Thanks so much to Elaine for taking time out of her busy day to answer my questions.
About the Author
Elaine Everest is a freelance writer and lives in Swanley, Kent with her husband Michael and Polish Lowland Sheepdog, Henry. She has written over sixty short stories for women’s magazines worldwide. Her features have appeared in publications ranging from The Guardian, The Daily Express and the Daily Mail to My Weekly and Your Dog. Her opinion pieces have led to many appearances on radio including chatting to Jenni Murray on Woman’s Hour about having a husband under her feet all day long. Elaine has written numerous columns for canine publications centred around her expertise in the world of dogs. This has led to commissions to write three successful books for dog owners.
Elaine’s successful writing life led her to become a qualified teacher for adult education. Four years ago she founded The Write Place creative writing school and holds regular classes at The Mick Jagger Centre in Dartford Kent.
Elaine was BBC Radio Short Story Writer of the Year in 2003, short listed for The Harry Bowling Prize in 2012, Short listed for The Festival of Romance novel competition in 2012 and winner of the Myrmidon Books (Pulse Romance) Write for Us competition in 2013.

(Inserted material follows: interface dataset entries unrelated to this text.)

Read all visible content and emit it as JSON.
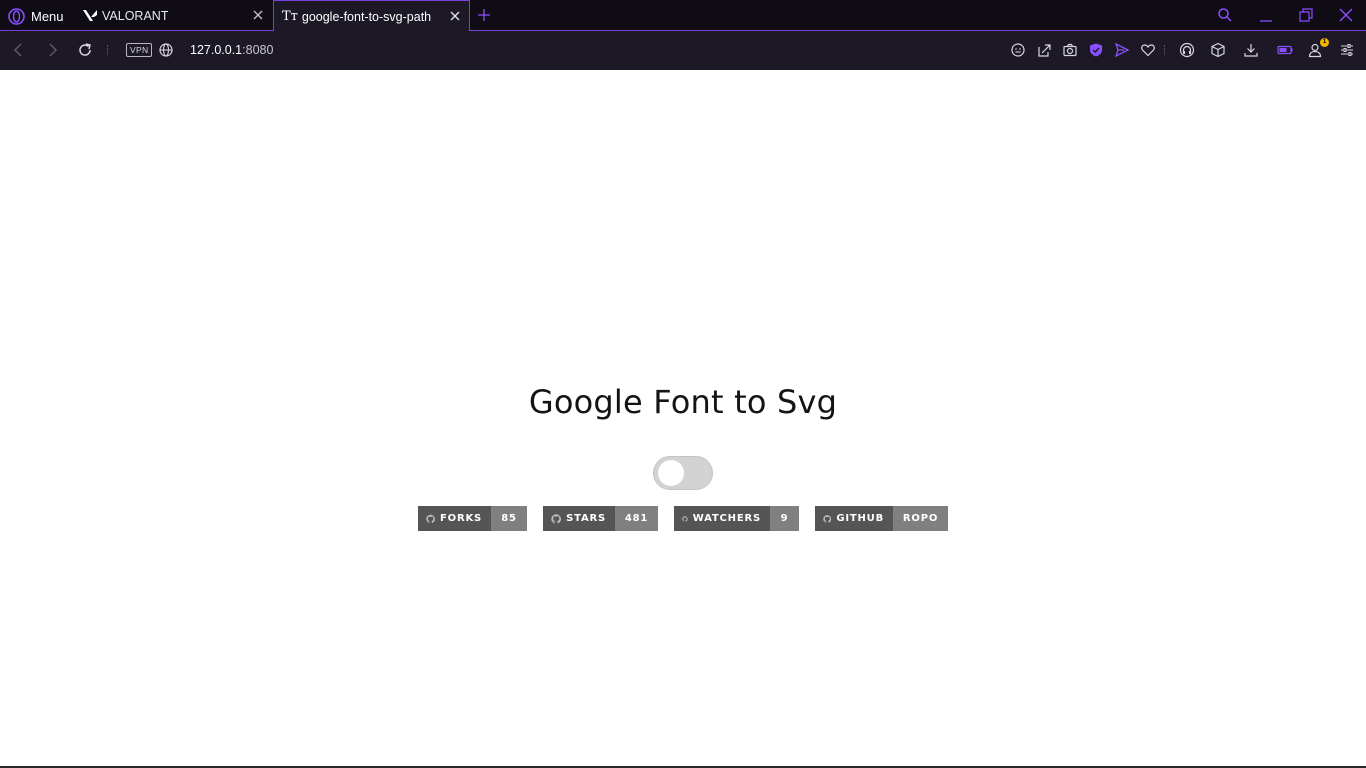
{
  "browser": {
    "menu_label": "Menu",
    "tabs": [
      {
        "title": "VALORANT",
        "active": false
      },
      {
        "title": "google-font-to-svg-path",
        "active": true,
        "favicon_text": "Tт"
      }
    ],
    "vpn_label": "VPN",
    "url_host": "127.0.0.1",
    "url_port": ":8080",
    "accent_color": "#7a3fd6",
    "notification_count": "1",
    "toolbar_icons": [
      "emoji-icon",
      "share-icon",
      "camera-icon",
      "shield-icon",
      "send-icon",
      "heart-icon",
      "headset-icon",
      "cube-icon",
      "download-icon",
      "battery-icon",
      "profile-icon",
      "settings-icon"
    ]
  },
  "page": {
    "title": "Google Font to Svg",
    "toggle_on": false,
    "badges": [
      {
        "label": "FORKS",
        "count": "85"
      },
      {
        "label": "STARS",
        "count": "481"
      },
      {
        "label": "WATCHERS",
        "count": "9"
      },
      {
        "label": "GITHUB",
        "count": "ROPO"
      }
    ]
  }
}
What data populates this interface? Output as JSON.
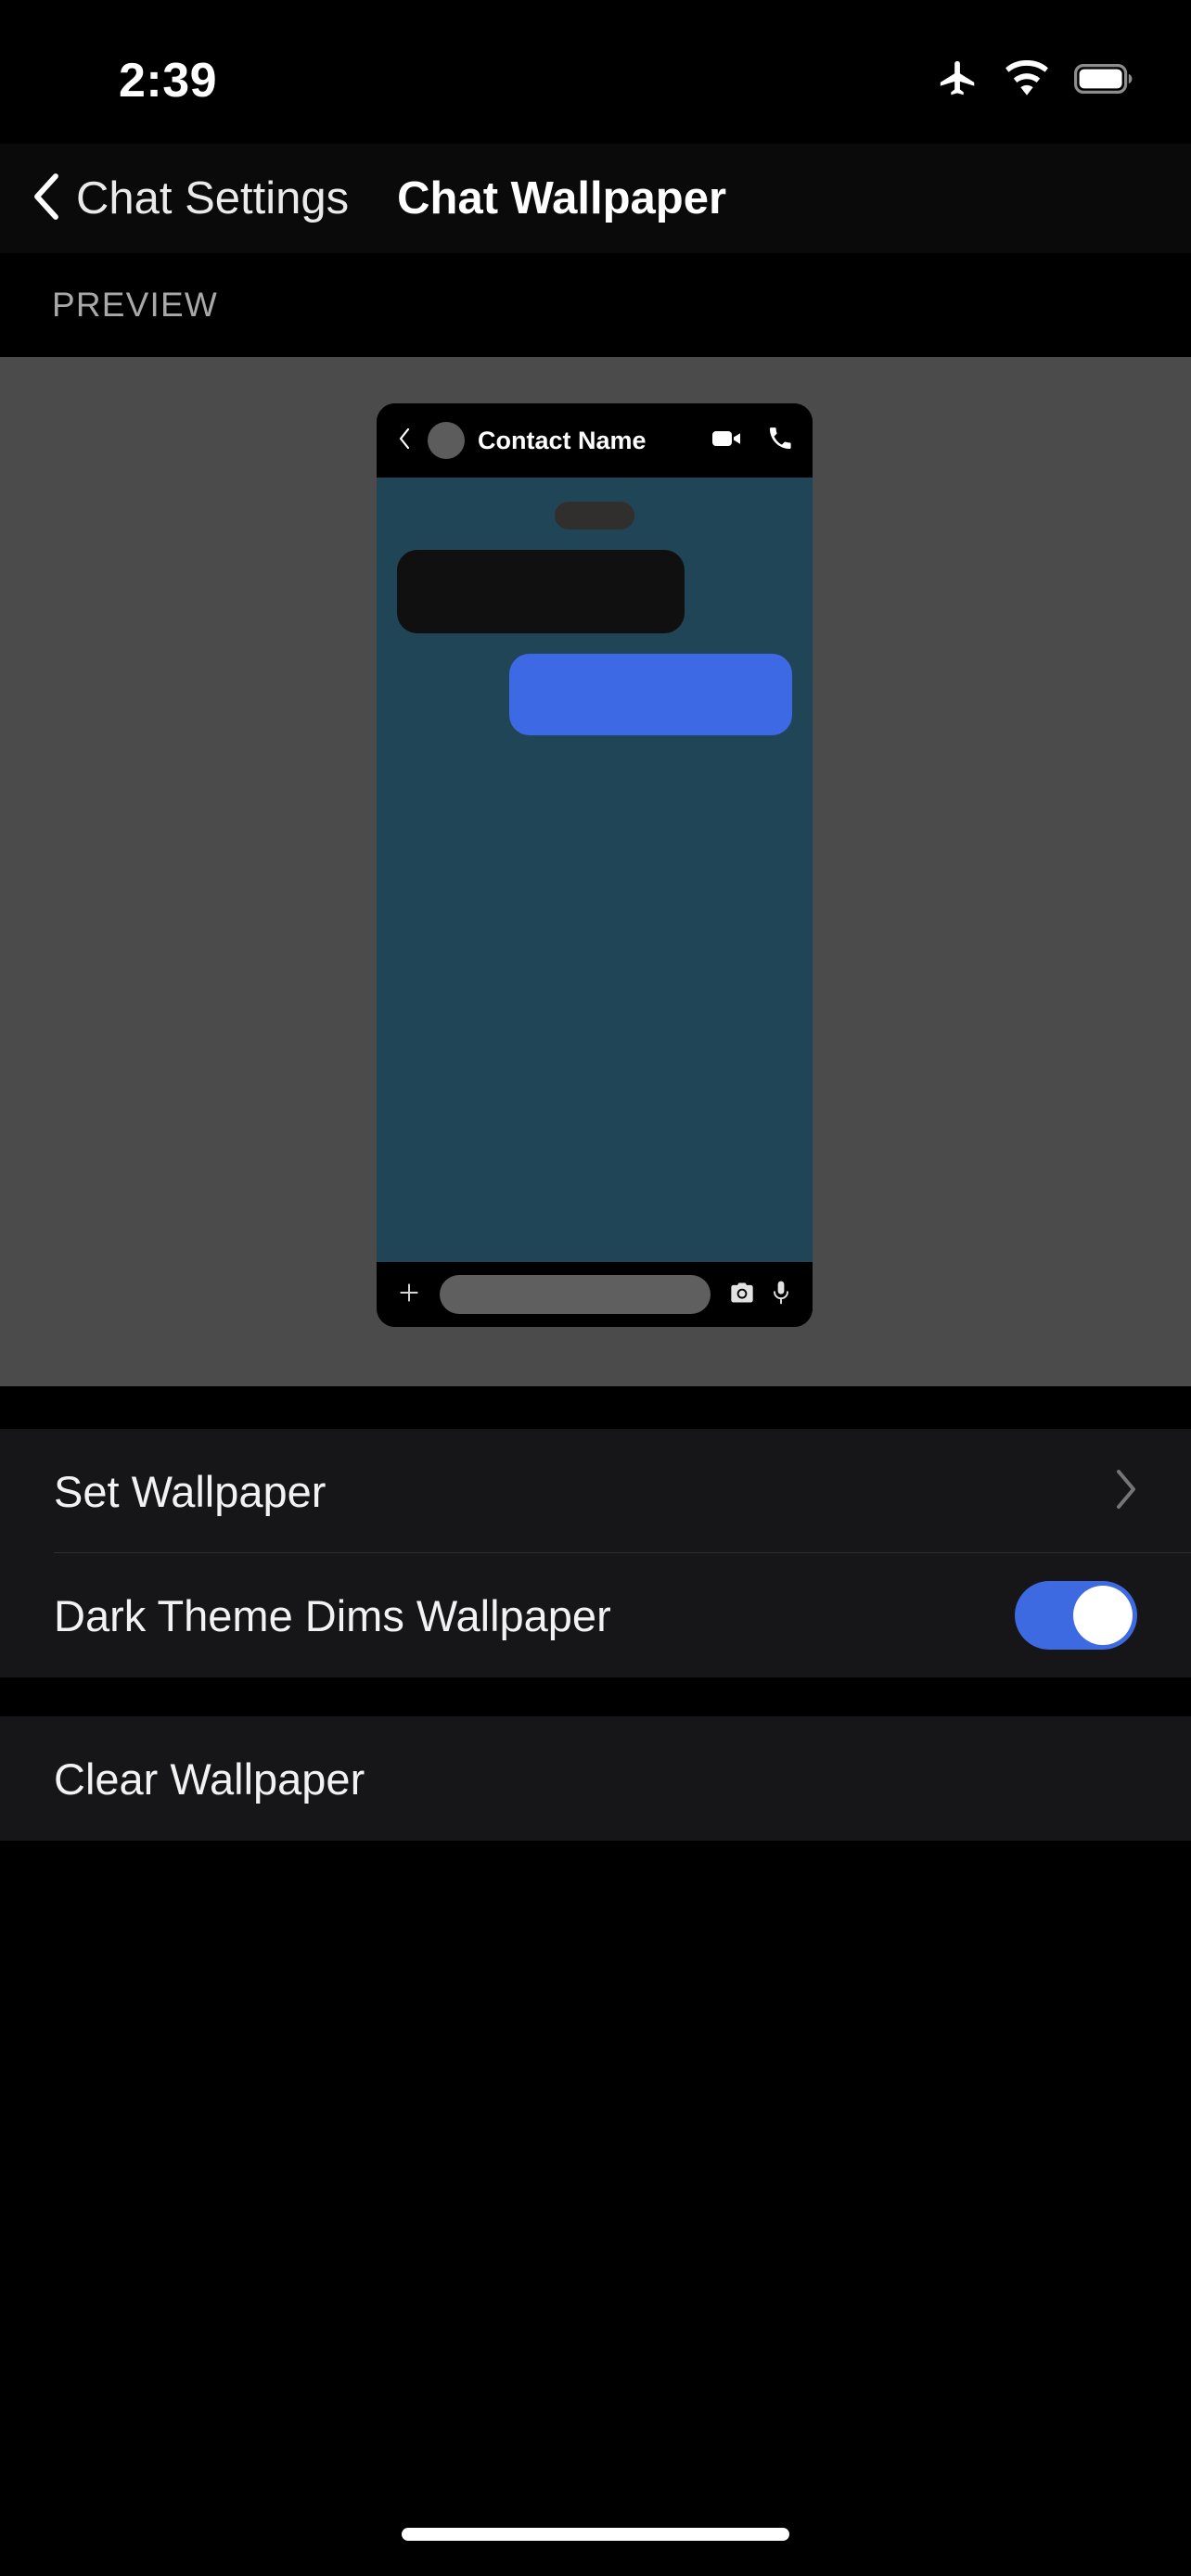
{
  "status_bar": {
    "time": "2:39",
    "icons": [
      "airplane-mode-icon",
      "wifi-icon",
      "battery-full-icon"
    ]
  },
  "nav_bar": {
    "back_label": "Chat Settings",
    "back_icon": "chevron-left-icon",
    "title": "Chat Wallpaper"
  },
  "preview": {
    "section_label": "PREVIEW",
    "stage_background": "#4b4b4b",
    "phone": {
      "header": {
        "back_icon": "chevron-left-icon",
        "avatar": "contact-avatar",
        "contact_name": "Contact Name",
        "video_call_icon": "video-camera-icon",
        "voice_call_icon": "phone-icon"
      },
      "wallpaper_color": "#204556",
      "messages": [
        {
          "type": "date-pill",
          "color": "#302f2e"
        },
        {
          "type": "incoming-bubble",
          "color": "#101010"
        },
        {
          "type": "outgoing-bubble",
          "color": "#3d69e4"
        }
      ],
      "input_bar": {
        "attach_icon": "plus-icon",
        "text_field_placeholder": "",
        "camera_icon": "camera-icon",
        "mic_icon": "microphone-icon"
      }
    }
  },
  "settings": {
    "group_one": [
      {
        "label": "Set Wallpaper",
        "accessory": "chevron-right-icon",
        "name": "set-wallpaper"
      },
      {
        "label": "Dark Theme Dims Wallpaper",
        "accessory": "toggle-switch",
        "toggle_on": true,
        "name": "dark-theme-dims-wallpaper"
      }
    ],
    "group_two": [
      {
        "label": "Clear Wallpaper",
        "accessory": "none",
        "name": "clear-wallpaper"
      }
    ]
  },
  "colors": {
    "accent_blue": "#3d6ae0",
    "row_background": "#161618",
    "page_background": "#000000",
    "wallpaper_teal": "#204556"
  },
  "home_indicator": "home-indicator-bar"
}
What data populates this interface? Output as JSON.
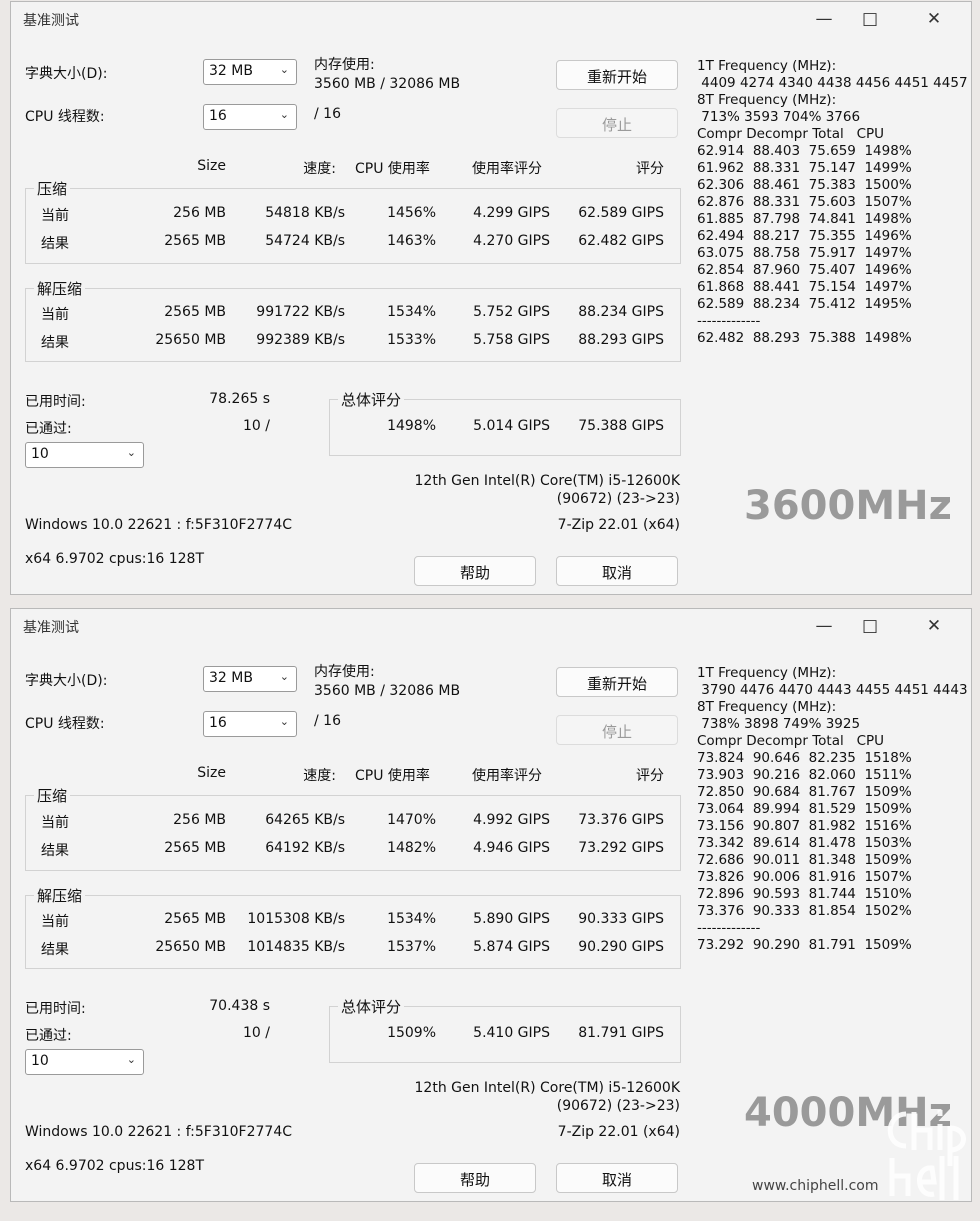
{
  "windows": [
    {
      "title": "基准测试",
      "dict_label": "字典大小(D):",
      "dict_value": "32 MB",
      "threads_label": "CPU 线程数:",
      "threads_value": "16",
      "threads_max": "/ 16",
      "mem_label": "内存使用:",
      "mem_value": "3560 MB / 32086 MB",
      "restart_label": "重新开始",
      "stop_label": "停止",
      "headers": {
        "size": "Size",
        "speed": "速度:",
        "cpu": "CPU 使用率",
        "rating_usage": "使用率评分",
        "rating": "评分"
      },
      "compress": {
        "label": "压缩",
        "current": {
          "label": "当前",
          "size": "256 MB",
          "speed": "54818 KB/s",
          "cpu": "1456%",
          "usage": "4.299 GIPS",
          "rating": "62.589 GIPS"
        },
        "result": {
          "label": "结果",
          "size": "2565 MB",
          "speed": "54724 KB/s",
          "cpu": "1463%",
          "usage": "4.270 GIPS",
          "rating": "62.482 GIPS"
        }
      },
      "decompress": {
        "label": "解压缩",
        "current": {
          "label": "当前",
          "size": "2565 MB",
          "speed": "991722 KB/s",
          "cpu": "1534%",
          "usage": "5.752 GIPS",
          "rating": "88.234 GIPS"
        },
        "result": {
          "label": "结果",
          "size": "25650 MB",
          "speed": "992389 KB/s",
          "cpu": "1533%",
          "usage": "5.758 GIPS",
          "rating": "88.293 GIPS"
        }
      },
      "elapsed_label": "已用时间:",
      "elapsed_value": "78.265 s",
      "passed_label": "已通过:",
      "passed_value": "10 /",
      "passes_select": "10",
      "total": {
        "label": "总体评分",
        "cpu": "1498%",
        "usage": "5.014 GIPS",
        "rating": "75.388 GIPS"
      },
      "cpu_name": "12th Gen Intel(R) Core(TM) i5-12600K",
      "cpu_id": "(90672) (23->23)",
      "os": "Windows 10.0 22621 : f:5F310F2774C",
      "version": "7-Zip 22.01 (x64)",
      "sysinfo": "x64 6.9702 cpus:16 128T",
      "help_label": "帮助",
      "cancel_label": "取消",
      "stats": {
        "freq1_label": "1T Frequency (MHz):",
        "freq1_values": " 4409 4274 4340 4438 4456 4451 4457",
        "freq8_label": "8T Frequency (MHz):",
        "freq8_values": " 713% 3593 704% 3766",
        "table_header": "Compr Decompr Total   CPU",
        "rows": [
          "62.914  88.403  75.659  1498%",
          "61.962  88.331  75.147  1499%",
          "62.306  88.461  75.383  1500%",
          "62.876  88.331  75.603  1507%",
          "61.885  87.798  74.841  1498%",
          "62.494  88.217  75.355  1496%",
          "63.075  88.758  75.917  1497%",
          "62.854  87.960  75.407  1496%",
          "61.868  88.441  75.154  1497%",
          "62.589  88.234  75.412  1495%"
        ],
        "separator": "-------------",
        "summary": "62.482  88.293  75.388  1498%"
      },
      "watermark": "3600MHz"
    },
    {
      "title": "基准测试",
      "dict_label": "字典大小(D):",
      "dict_value": "32 MB",
      "threads_label": "CPU 线程数:",
      "threads_value": "16",
      "threads_max": "/ 16",
      "mem_label": "内存使用:",
      "mem_value": "3560 MB / 32086 MB",
      "restart_label": "重新开始",
      "stop_label": "停止",
      "headers": {
        "size": "Size",
        "speed": "速度:",
        "cpu": "CPU 使用率",
        "rating_usage": "使用率评分",
        "rating": "评分"
      },
      "compress": {
        "label": "压缩",
        "current": {
          "label": "当前",
          "size": "256 MB",
          "speed": "64265 KB/s",
          "cpu": "1470%",
          "usage": "4.992 GIPS",
          "rating": "73.376 GIPS"
        },
        "result": {
          "label": "结果",
          "size": "2565 MB",
          "speed": "64192 KB/s",
          "cpu": "1482%",
          "usage": "4.946 GIPS",
          "rating": "73.292 GIPS"
        }
      },
      "decompress": {
        "label": "解压缩",
        "current": {
          "label": "当前",
          "size": "2565 MB",
          "speed": "1015308 KB/s",
          "cpu": "1534%",
          "usage": "5.890 GIPS",
          "rating": "90.333 GIPS"
        },
        "result": {
          "label": "结果",
          "size": "25650 MB",
          "speed": "1014835 KB/s",
          "cpu": "1537%",
          "usage": "5.874 GIPS",
          "rating": "90.290 GIPS"
        }
      },
      "elapsed_label": "已用时间:",
      "elapsed_value": "70.438 s",
      "passed_label": "已通过:",
      "passed_value": "10 /",
      "passes_select": "10",
      "total": {
        "label": "总体评分",
        "cpu": "1509%",
        "usage": "5.410 GIPS",
        "rating": "81.791 GIPS"
      },
      "cpu_name": "12th Gen Intel(R) Core(TM) i5-12600K",
      "cpu_id": "(90672) (23->23)",
      "os": "Windows 10.0 22621 : f:5F310F2774C",
      "version": "7-Zip 22.01 (x64)",
      "sysinfo": "x64 6.9702 cpus:16 128T",
      "help_label": "帮助",
      "cancel_label": "取消",
      "stats": {
        "freq1_label": "1T Frequency (MHz):",
        "freq1_values": " 3790 4476 4470 4443 4455 4451 4443",
        "freq8_label": "8T Frequency (MHz):",
        "freq8_values": " 738% 3898 749% 3925",
        "table_header": "Compr Decompr Total   CPU",
        "rows": [
          "73.824  90.646  82.235  1518%",
          "73.903  90.216  82.060  1511%",
          "72.850  90.684  81.767  1509%",
          "73.064  89.994  81.529  1509%",
          "73.156  90.807  81.982  1516%",
          "73.342  89.614  81.478  1503%",
          "72.686  90.011  81.348  1509%",
          "73.826  90.006  81.916  1507%",
          "72.896  90.593  81.744  1510%",
          "73.376  90.333  81.854  1502%"
        ],
        "separator": "-------------",
        "summary": "73.292  90.290  81.791  1509%"
      },
      "watermark": "4000MHz"
    }
  ],
  "site": {
    "logo_text": "chiphell",
    "url": "www.chiphell.com"
  },
  "icons": {
    "minimize": "minimize-icon",
    "maximize": "maximize-icon",
    "close": "close-icon",
    "dropdown": "chevron-down-icon"
  }
}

Gracie’s War is her first published novel and is set in North West Kent where she grew up. A member of the Romantic Novelist Association, Elaine is a graduate of the RNA New Writers Scheme. Gracie’s War is short listed for their Joan Hessayon Award in 2014.